──────── Provided entries ────────

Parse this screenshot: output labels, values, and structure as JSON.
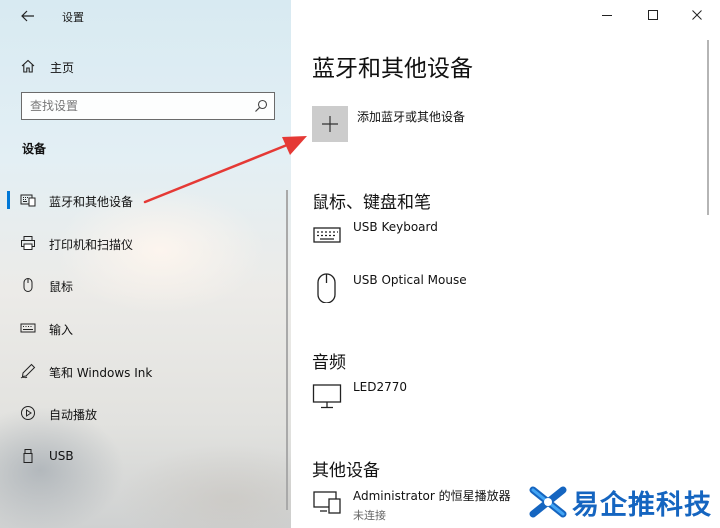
{
  "window": {
    "title": "设置",
    "controls": {
      "minimize": "minimize",
      "maximize": "maximize",
      "close": "close"
    }
  },
  "sidebar": {
    "home_label": "主页",
    "search": {
      "placeholder": "查找设置",
      "value": ""
    },
    "section_header": "设备",
    "items": [
      {
        "label": "蓝牙和其他设备",
        "icon": "keyboard-devices-icon",
        "selected": true
      },
      {
        "label": "打印机和扫描仪",
        "icon": "printer-icon",
        "selected": false
      },
      {
        "label": "鼠标",
        "icon": "mouse-icon",
        "selected": false
      },
      {
        "label": "输入",
        "icon": "keyboard-icon",
        "selected": false
      },
      {
        "label": "笔和 Windows Ink",
        "icon": "pen-icon",
        "selected": false
      },
      {
        "label": "自动播放",
        "icon": "autoplay-icon",
        "selected": false
      },
      {
        "label": "USB",
        "icon": "usb-icon",
        "selected": false
      }
    ]
  },
  "main": {
    "title": "蓝牙和其他设备",
    "add_device_label": "添加蓝牙或其他设备",
    "groups": [
      {
        "title": "鼠标、键盘和笔",
        "devices": [
          {
            "name": "USB Keyboard",
            "status": "",
            "icon": "keyboard-icon"
          },
          {
            "name": "USB Optical Mouse",
            "status": "",
            "icon": "mouse-icon"
          }
        ]
      },
      {
        "title": "音频",
        "devices": [
          {
            "name": "LED2770",
            "status": "",
            "icon": "monitor-icon"
          }
        ]
      },
      {
        "title": "其他设备",
        "devices": [
          {
            "name": "Administrator 的恒星播放器",
            "status": "未连接",
            "icon": "media-device-icon"
          }
        ]
      }
    ]
  },
  "watermark": {
    "text": "易企推科技"
  },
  "colors": {
    "accent": "#0078d7",
    "annotation_arrow": "#e53935",
    "watermark": "#1565c0"
  }
}
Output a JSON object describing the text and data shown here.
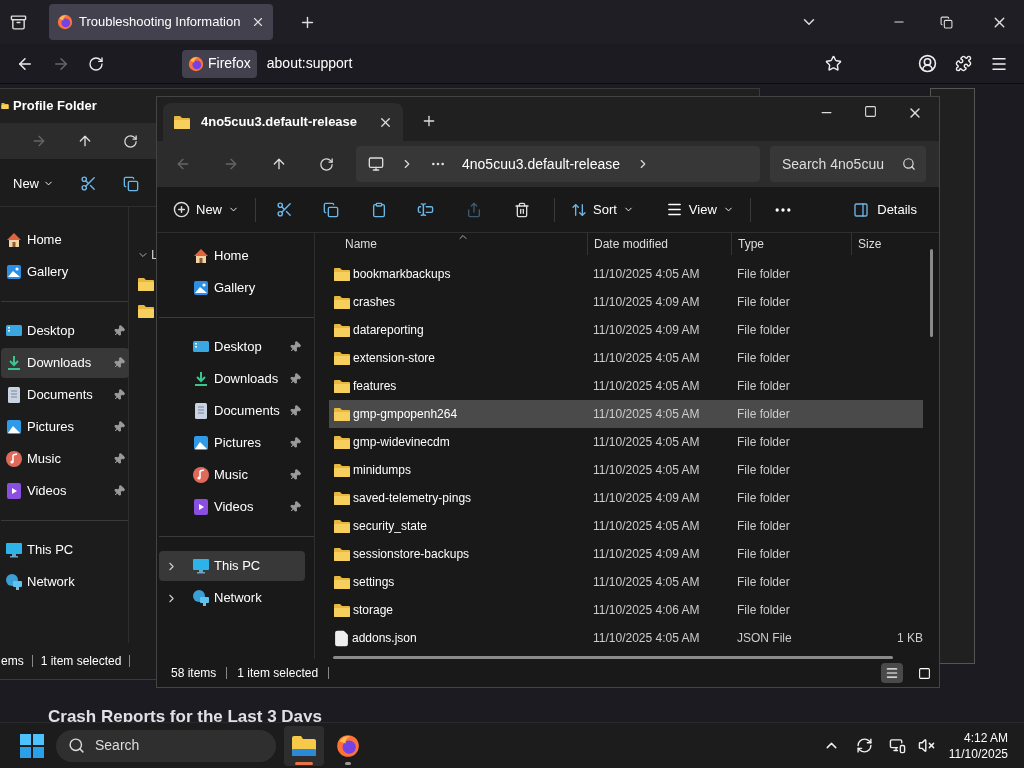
{
  "browser": {
    "tabs": [
      {
        "title": "Troubleshooting Information",
        "selected": true
      }
    ],
    "identity_label": "Firefox",
    "url": "about:support",
    "page_heading": "Crash Reports for the Last 3 Days"
  },
  "back_window": {
    "title": "Profile Folder",
    "new_label": "New",
    "list_group": "L",
    "sidebar": [
      [
        {
          "label": "Home",
          "kind": "home",
          "pinned": false,
          "selected": false
        },
        {
          "label": "Gallery",
          "kind": "gallery",
          "pinned": false,
          "selected": false
        }
      ],
      [
        {
          "label": "Desktop",
          "kind": "desktop",
          "pinned": true,
          "selected": false
        },
        {
          "label": "Downloads",
          "kind": "downloads",
          "pinned": true,
          "selected": true
        },
        {
          "label": "Documents",
          "kind": "documents",
          "pinned": true,
          "selected": false
        },
        {
          "label": "Pictures",
          "kind": "pictures",
          "pinned": true,
          "selected": false
        },
        {
          "label": "Music",
          "kind": "music",
          "pinned": true,
          "selected": false
        },
        {
          "label": "Videos",
          "kind": "videos",
          "pinned": true,
          "selected": false
        }
      ],
      [
        {
          "label": "This PC",
          "kind": "pc",
          "pinned": false,
          "selected": false
        },
        {
          "label": "Network",
          "kind": "network",
          "pinned": false,
          "selected": false
        }
      ]
    ],
    "status": [
      "ems",
      "1 item selected"
    ]
  },
  "explorer": {
    "tab_title": "4no5cuu3.default-release",
    "breadcrumb": "4no5cuu3.default-release",
    "search_placeholder": "Search 4no5cuu",
    "toolbar": {
      "new": "New",
      "sort": "Sort",
      "view": "View",
      "details": "Details"
    },
    "sidebar": [
      [
        {
          "label": "Home",
          "kind": "home",
          "pinned": false,
          "expandable": false,
          "selected": false
        },
        {
          "label": "Gallery",
          "kind": "gallery",
          "pinned": false,
          "expandable": false,
          "selected": false
        }
      ],
      [
        {
          "label": "Desktop",
          "kind": "desktop",
          "pinned": true,
          "expandable": false,
          "selected": false
        },
        {
          "label": "Downloads",
          "kind": "downloads",
          "pinned": true,
          "expandable": false,
          "selected": false
        },
        {
          "label": "Documents",
          "kind": "documents",
          "pinned": true,
          "expandable": false,
          "selected": false
        },
        {
          "label": "Pictures",
          "kind": "pictures",
          "pinned": true,
          "expandable": false,
          "selected": false
        },
        {
          "label": "Music",
          "kind": "music",
          "pinned": true,
          "expandable": false,
          "selected": false
        },
        {
          "label": "Videos",
          "kind": "videos",
          "pinned": true,
          "expandable": false,
          "selected": false
        }
      ],
      [
        {
          "label": "This PC",
          "kind": "pc",
          "pinned": false,
          "expandable": true,
          "selected": true
        },
        {
          "label": "Network",
          "kind": "network",
          "pinned": false,
          "expandable": true,
          "selected": false
        }
      ]
    ],
    "columns": [
      "Name",
      "Date modified",
      "Type",
      "Size"
    ],
    "rows": [
      {
        "name": "bookmarkbackups",
        "kind": "folder",
        "date": "11/10/2025 4:05 AM",
        "type": "File folder",
        "selected": false
      },
      {
        "name": "crashes",
        "kind": "folder",
        "date": "11/10/2025 4:09 AM",
        "type": "File folder",
        "selected": false
      },
      {
        "name": "datareporting",
        "kind": "folder",
        "date": "11/10/2025 4:09 AM",
        "type": "File folder",
        "selected": false
      },
      {
        "name": "extension-store",
        "kind": "folder",
        "date": "11/10/2025 4:05 AM",
        "type": "File folder",
        "selected": false
      },
      {
        "name": "features",
        "kind": "folder",
        "date": "11/10/2025 4:05 AM",
        "type": "File folder",
        "selected": false
      },
      {
        "name": "gmp-gmpopenh264",
        "kind": "folder",
        "date": "11/10/2025 4:05 AM",
        "type": "File folder",
        "selected": true
      },
      {
        "name": "gmp-widevinecdm",
        "kind": "folder",
        "date": "11/10/2025 4:05 AM",
        "type": "File folder",
        "selected": false
      },
      {
        "name": "minidumps",
        "kind": "folder",
        "date": "11/10/2025 4:05 AM",
        "type": "File folder",
        "selected": false
      },
      {
        "name": "saved-telemetry-pings",
        "kind": "folder",
        "date": "11/10/2025 4:09 AM",
        "type": "File folder",
        "selected": false
      },
      {
        "name": "security_state",
        "kind": "folder",
        "date": "11/10/2025 4:05 AM",
        "type": "File folder",
        "selected": false
      },
      {
        "name": "sessionstore-backups",
        "kind": "folder",
        "date": "11/10/2025 4:09 AM",
        "type": "File folder",
        "selected": false
      },
      {
        "name": "settings",
        "kind": "folder",
        "date": "11/10/2025 4:05 AM",
        "type": "File folder",
        "selected": false
      },
      {
        "name": "storage",
        "kind": "folder",
        "date": "11/10/2025 4:06 AM",
        "type": "File folder",
        "selected": false
      },
      {
        "name": "addons.json",
        "kind": "file",
        "date": "11/10/2025 4:05 AM",
        "type": "JSON File",
        "size": "1 KB",
        "selected": false
      }
    ],
    "status": [
      "58 items",
      "1 item selected"
    ],
    "view_buttons": [
      {
        "kind": "details",
        "selected": true
      },
      {
        "kind": "tiles",
        "selected": false
      }
    ]
  },
  "taskbar": {
    "search_placeholder": "Search",
    "time": "4:12 AM",
    "date": "11/10/2025",
    "apps": [
      {
        "kind": "explorer",
        "active": true
      },
      {
        "kind": "firefox",
        "active": false
      }
    ]
  }
}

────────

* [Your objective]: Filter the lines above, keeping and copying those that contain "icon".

* [Problem solution]:
        "icon": "keyboard-devices-icon",
        "icon": "printer-icon",
        "icon": "mouse-icon",
        "icon": "keyboard-icon",
        "icon": "pen-icon",
        "icon": "autoplay-icon",
        "icon": "usb-icon",
            "icon": "keyboard-icon"
            "icon": "mouse-icon"
            "icon": "monitor-icon"
            "icon": "media-device-icon"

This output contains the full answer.